The nuclear bomb programme was the culmination of a huge, expensive research development project, so secret that even days before the explosion of the first bomb many people said it was impossible. But what if, at the same time, America had discovered another strand of technology that was even more powerful than atomic science, a weapon so powerful it needs no fuel to fly at 17000 miles per second? Defence journalist Nick Cook reveals a 50-year conspiracy to surpress a technology based on anti-gravity, way ahead of its time. Gravity control: technology that can cancel out the weight of objects or be transformed into engines that produce energy from nothing, promising safe, pollution-free power, limitless propulsion - and weapons potential, The US aerospace and defence industry announced in 1956 that it was on the brink of a great scientific discovery and that the breakthrough would come before the decade was out. But it never happened; the revolution died before it had begun. That was the official version of events. The truth, however, Cook maintains, is very different, and this book traces his 10-year investigation to prove that America cracked the gravity code and classified the technology at unheard of security levels. In his pursuit of the truth, he went to the heart of US aerospace development - a regime so secret it does not officially exist.
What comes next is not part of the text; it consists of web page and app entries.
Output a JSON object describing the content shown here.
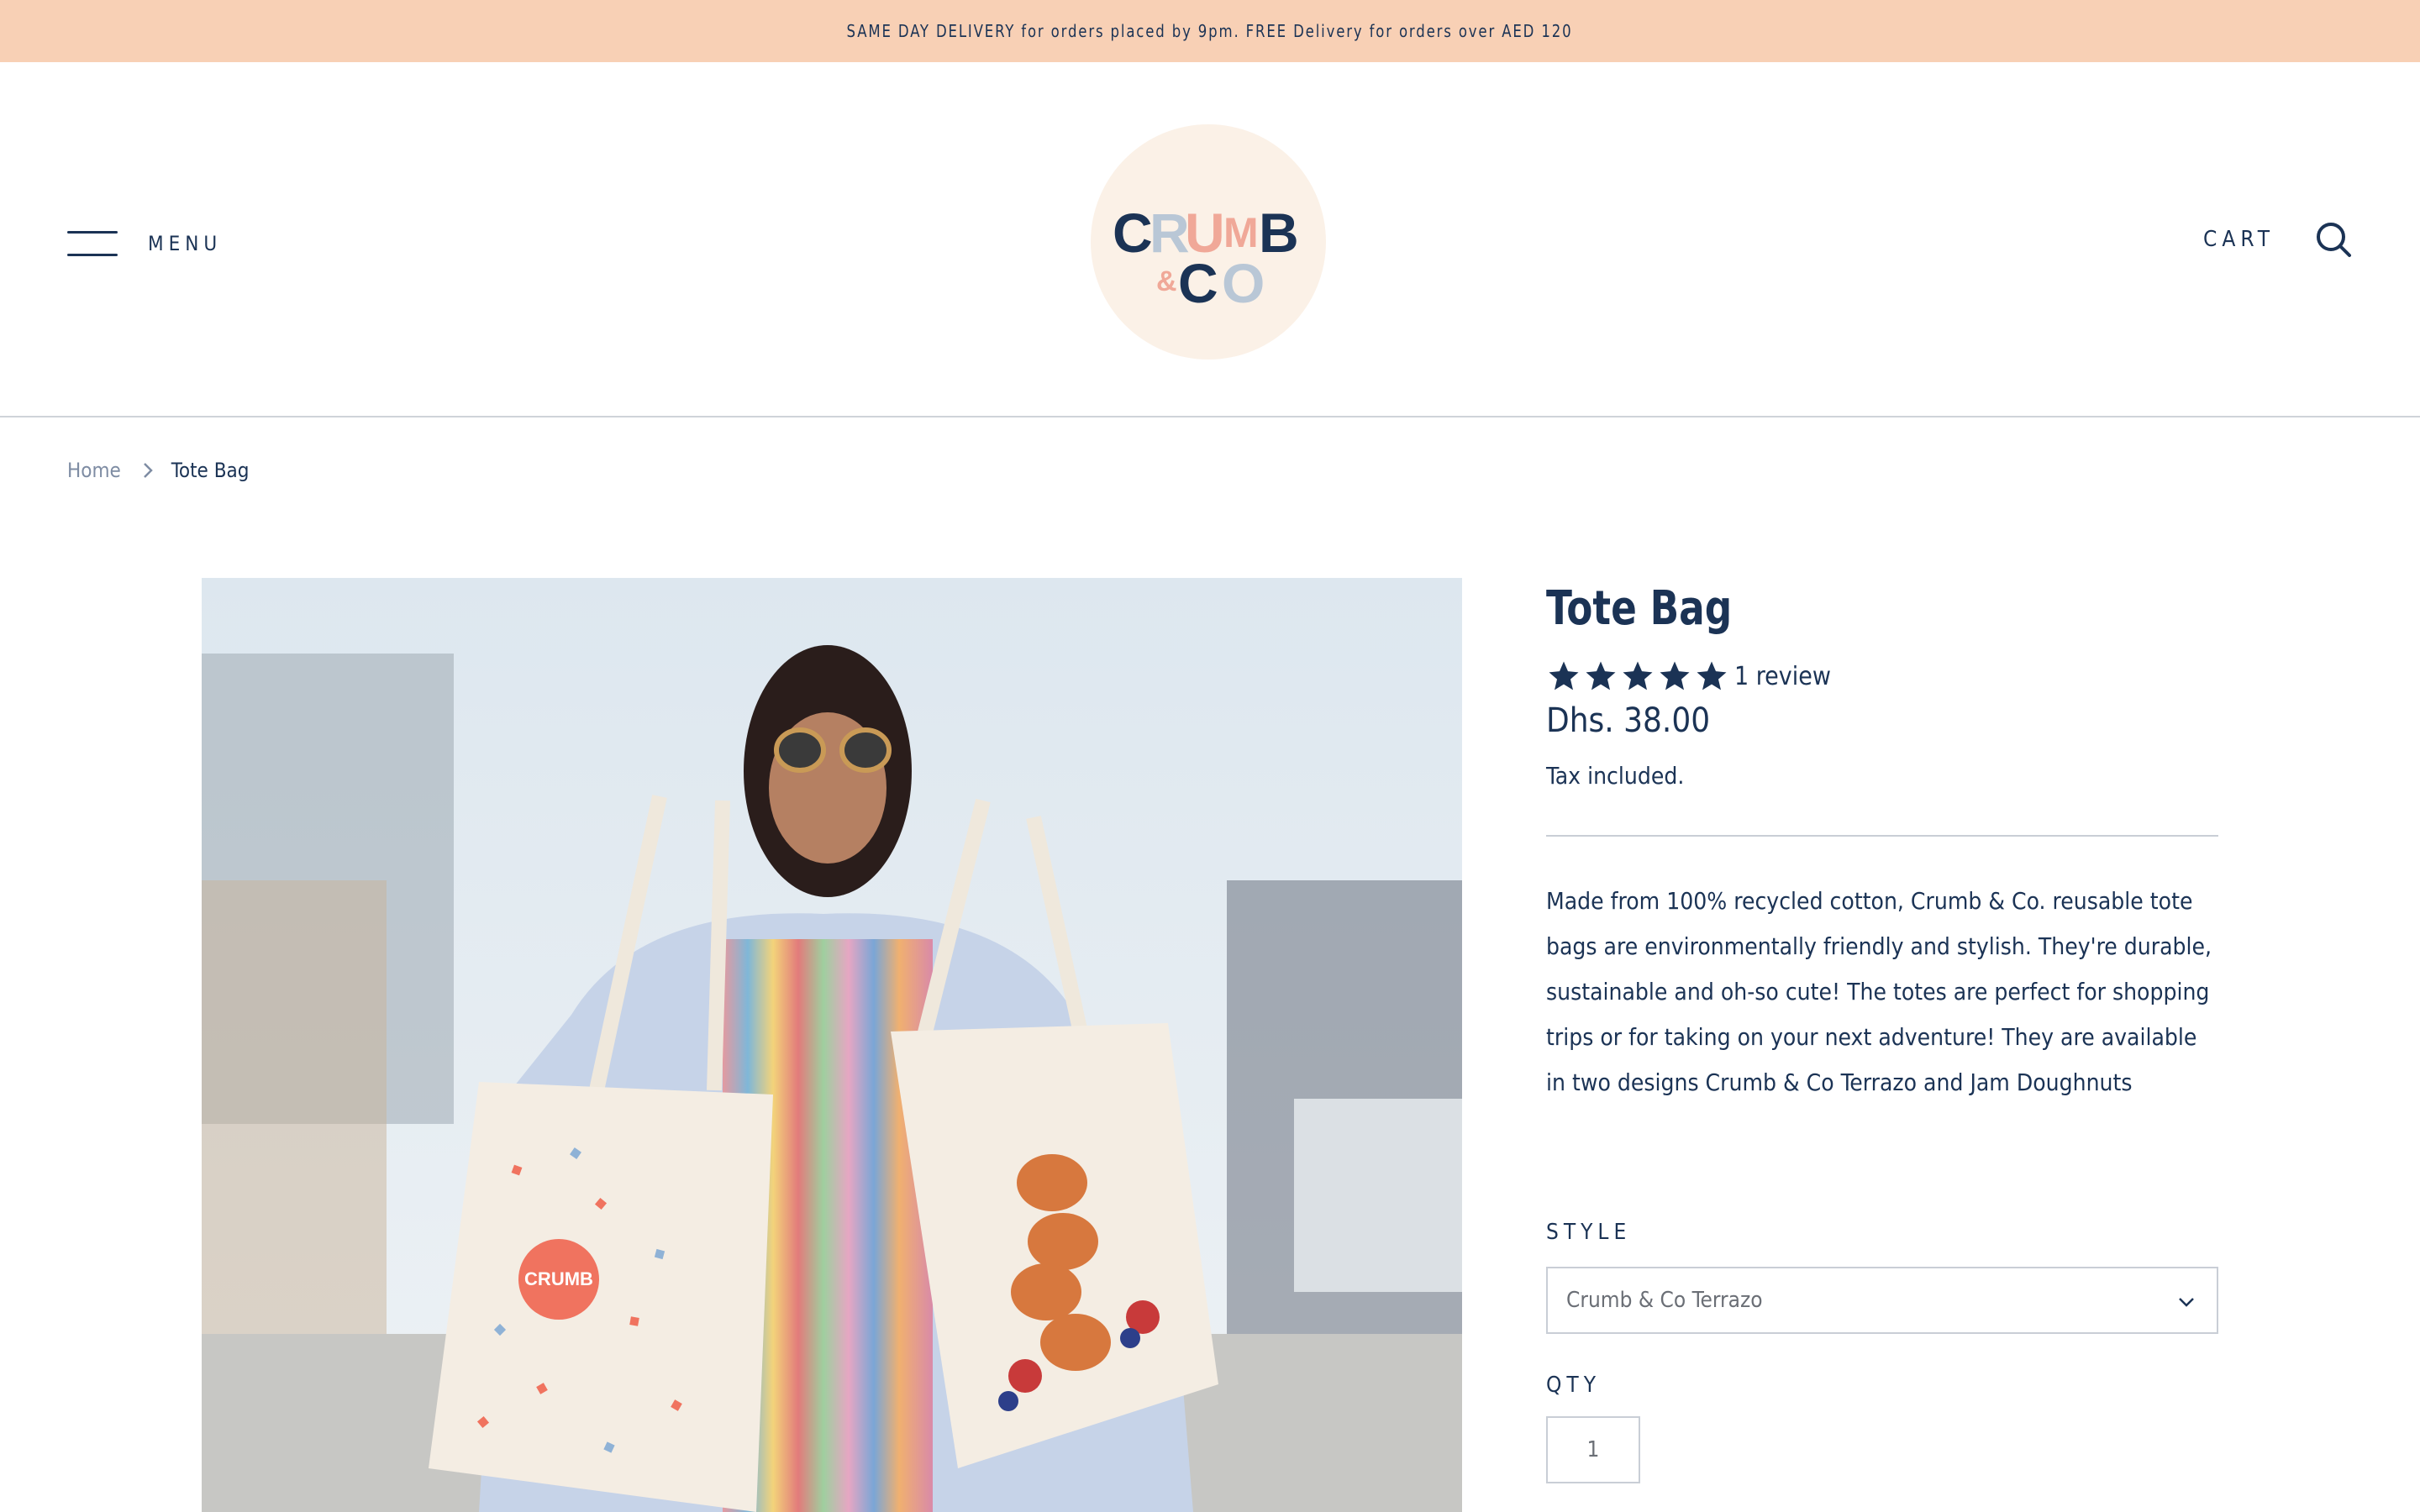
{
  "announcement": "SAME DAY DELIVERY for orders placed by 9pm. FREE Delivery for orders over AED 120",
  "header": {
    "menu_label": "MENU",
    "logo_text": "Crumb & Co",
    "cart_label": "CART"
  },
  "icons": {
    "menu": "hamburger-icon",
    "search": "search-icon",
    "breadcrumb_separator": "chevron-right-icon",
    "select_arrow": "chevron-down-icon",
    "rating": "star-icon"
  },
  "breadcrumb": {
    "home": "Home",
    "current": "Tote Bag"
  },
  "product": {
    "title": "Tote Bag",
    "rating_stars": 5,
    "review_count": "1 review",
    "price": "Dhs. 38.00",
    "tax_note": "Tax included.",
    "description": "Made from 100% recycled cotton, Crumb & Co. reusable tote bags are environmentally friendly and stylish. They're durable, sustainable and oh-so cute! The totes are perfect for shopping trips or for taking on your next adventure! They are available in two designs Crumb & Co Terrazo and Jam Doughnuts",
    "style_label": "STYLE",
    "style_selected": "Crumb & Co Terrazo",
    "qty_label": "QTY",
    "qty_value": "1"
  },
  "colors": {
    "announcement_bg": "#f8d0b5",
    "primary_navy": "#1b3355",
    "logo_bg": "#fbf1e7",
    "logo_pink": "#f0a898",
    "logo_blue": "#b9c7d6"
  }
}
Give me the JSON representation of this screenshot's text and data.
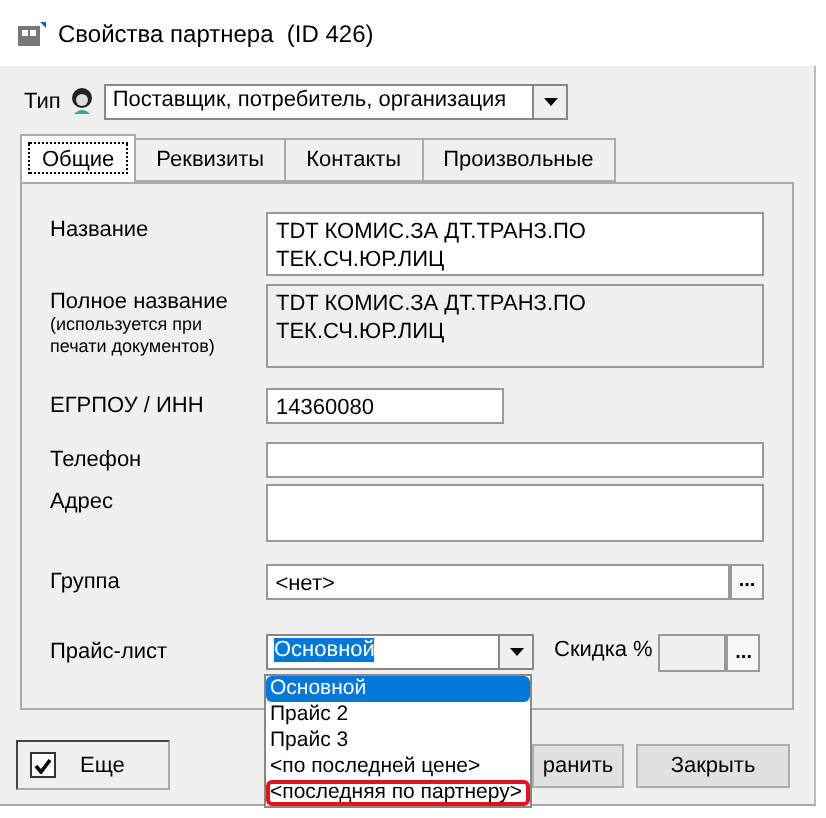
{
  "window": {
    "title": "Свойства партнера  (ID 426)"
  },
  "type": {
    "label": "Тип",
    "value": "Поставщик, потребитель, организация"
  },
  "tabs": [
    {
      "label": "Общие",
      "selected": true
    },
    {
      "label": "Реквизиты",
      "selected": false
    },
    {
      "label": "Контакты",
      "selected": false
    },
    {
      "label": "Произвольные",
      "selected": false
    }
  ],
  "fields": [
    {
      "kind": "text",
      "label": "Название",
      "value": "TDT КОМИС.ЗА ДТ.ТРАНЗ.ПО\nТЕК.СЧ.ЮР.ЛИЦ",
      "disabled": false
    },
    {
      "kind": "text",
      "label": "Полное название",
      "note": "(используется при\nпечати документов)",
      "value": "TDT КОМИС.ЗА ДТ.ТРАНЗ.ПО\nТЕК.СЧ.ЮР.ЛИЦ",
      "disabled": true
    },
    {
      "kind": "short",
      "label": "ЕГРПОУ / ИНН",
      "value": "14360080",
      "disabled": false
    },
    {
      "kind": "line",
      "label": "Телефон",
      "disabled": false
    },
    {
      "kind": "area",
      "label": "Адрес",
      "disabled": false
    },
    {
      "kind": "browse",
      "label": "Группа",
      "value": "<нет>",
      "button": "...",
      "disabled": false
    }
  ],
  "price": {
    "label": "Прайс-лист",
    "value": "Основной",
    "discount_label": "Скидка %",
    "discount_button": "...",
    "options": [
      {
        "label": "Основной",
        "selected": true,
        "circled": false
      },
      {
        "label": "Прайс 2",
        "selected": false,
        "circled": false
      },
      {
        "label": "Прайс 3",
        "selected": false,
        "circled": false
      },
      {
        "label": "<по последней цене>",
        "selected": false,
        "circled": false
      },
      {
        "label": "<последняя по партнеру>",
        "selected": false,
        "circled": true
      }
    ]
  },
  "more": {
    "label": "Еще",
    "checked": true
  },
  "buttons": [
    "ранить",
    "Закрыть"
  ]
}
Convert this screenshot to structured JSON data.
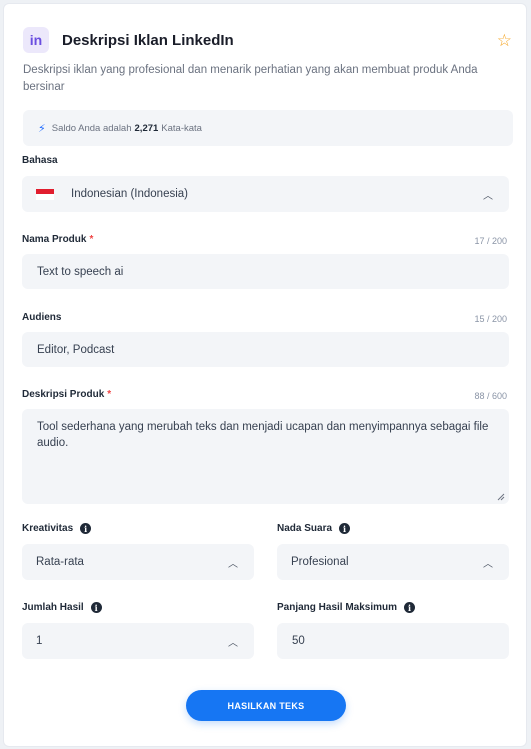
{
  "header": {
    "logo_text": "in",
    "title": "Deskripsi Iklan LinkedIn",
    "star_icon": "star-icon"
  },
  "description": "Deskripsi iklan yang profesional dan menarik perhatian yang akan membuat produk Anda bersinar",
  "saldo": {
    "prefix": "Saldo Anda adalah",
    "count": "2,271",
    "suffix": "Kata-kata"
  },
  "bahasa": {
    "label": "Bahasa",
    "value": "Indonesian (Indonesia)"
  },
  "nama_produk": {
    "label": "Nama Produk",
    "counter": "17 / 200",
    "value": "Text to speech ai"
  },
  "audiens": {
    "label": "Audiens",
    "counter": "15 / 200",
    "value": "Editor, Podcast"
  },
  "deskripsi_produk": {
    "label": "Deskripsi Produk",
    "counter": "88 / 600",
    "value": "Tool sederhana yang merubah teks dan menjadi ucapan dan menyimpannya sebagai file audio."
  },
  "kreativitas": {
    "label": "Kreativitas",
    "value": "Rata-rata"
  },
  "nada_suara": {
    "label": "Nada Suara",
    "value": "Profesional"
  },
  "jumlah_hasil": {
    "label": "Jumlah Hasil",
    "value": "1"
  },
  "panjang_hasil": {
    "label": "Panjang Hasil Maksimum",
    "value": "50"
  },
  "submit": {
    "label": "HASILKAN TEKS"
  },
  "colors": {
    "accent": "#1676f3",
    "logo_bg": "#ece8fb",
    "logo_fg": "#6a4ee0",
    "star": "#f5a524",
    "required": "#ef4444"
  }
}
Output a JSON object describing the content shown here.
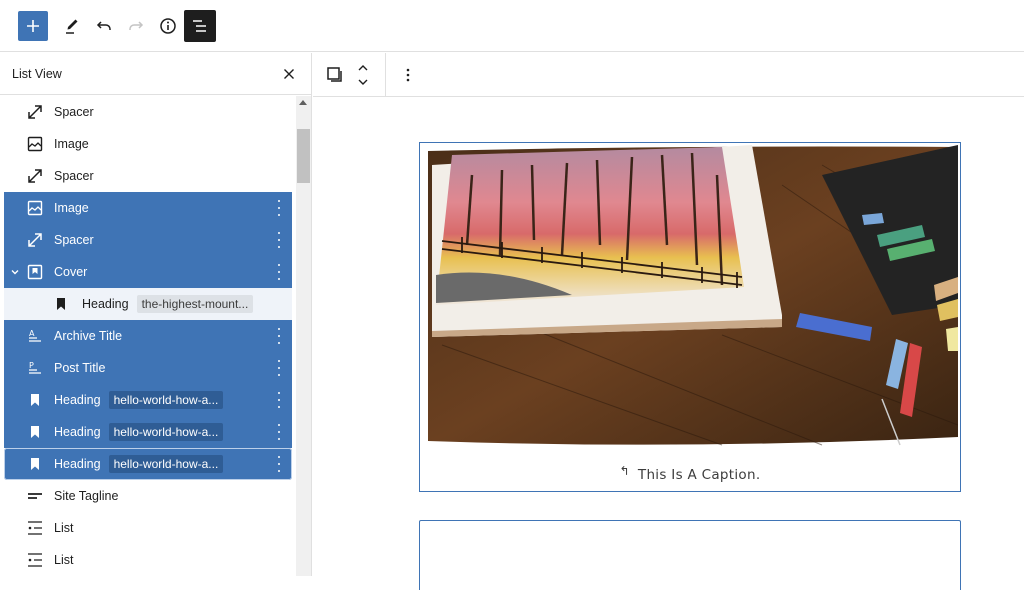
{
  "toolbar": {
    "add_label": "+",
    "items": [
      "add-block",
      "tools",
      "undo",
      "redo",
      "details",
      "list-view"
    ]
  },
  "sidebar": {
    "title": "List View",
    "close_label": "×",
    "rows": [
      {
        "label": "Spacer",
        "icon": "spacer-icon",
        "state": "normal",
        "badge": null
      },
      {
        "label": "Image",
        "icon": "image-icon",
        "state": "normal",
        "badge": null
      },
      {
        "label": "Spacer",
        "icon": "spacer-icon",
        "state": "normal",
        "badge": null
      },
      {
        "label": "Image",
        "icon": "image-icon",
        "state": "selected",
        "badge": null
      },
      {
        "label": "Spacer",
        "icon": "spacer-icon",
        "state": "selected",
        "badge": null
      },
      {
        "label": "Cover",
        "icon": "cover-icon",
        "state": "selected",
        "badge": null,
        "expanded": true
      },
      {
        "label": "Heading",
        "icon": "bookmark-icon",
        "state": "child",
        "badge": "the-highest-mount..."
      },
      {
        "label": "Archive Title",
        "icon": "archive-title-icon",
        "state": "selected",
        "badge": null
      },
      {
        "label": "Post Title",
        "icon": "post-title-icon",
        "state": "selected",
        "badge": null
      },
      {
        "label": "Heading",
        "icon": "bookmark-icon",
        "state": "selected",
        "badge": "hello-world-how-a..."
      },
      {
        "label": "Heading",
        "icon": "bookmark-icon",
        "state": "selected",
        "badge": "hello-world-how-a..."
      },
      {
        "label": "Heading",
        "icon": "bookmark-icon",
        "state": "selected-focus",
        "badge": "hello-world-how-a..."
      },
      {
        "label": "Site Tagline",
        "icon": "tagline-icon",
        "state": "normal",
        "badge": null
      },
      {
        "label": "List",
        "icon": "list-icon",
        "state": "normal",
        "badge": null
      },
      {
        "label": "List",
        "icon": "list-icon",
        "state": "normal",
        "badge": null
      }
    ]
  },
  "block_toolbar": {
    "items": [
      "block-type-icon",
      "move-up-down",
      "more-options"
    ]
  },
  "canvas": {
    "caption": "This Is A Caption.",
    "image_alt": "Pastel drawing of autumn trees and fence on a wooden table with pastel sticks"
  },
  "colors": {
    "accent": "#3f74b5",
    "selected_badge": "#2f5d95",
    "child_row": "#eff3f9",
    "dark": "#1e1e1e"
  }
}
Cook's trail took him eventually to Germany, searching out a repository of technical secrets buried 50 years earlier by the Nazis. There, among a cache of unofficial projects run by the SS and hidden by the Holocaust, he learned the secret of Zero Point.
The 2002 version contained 413 pages.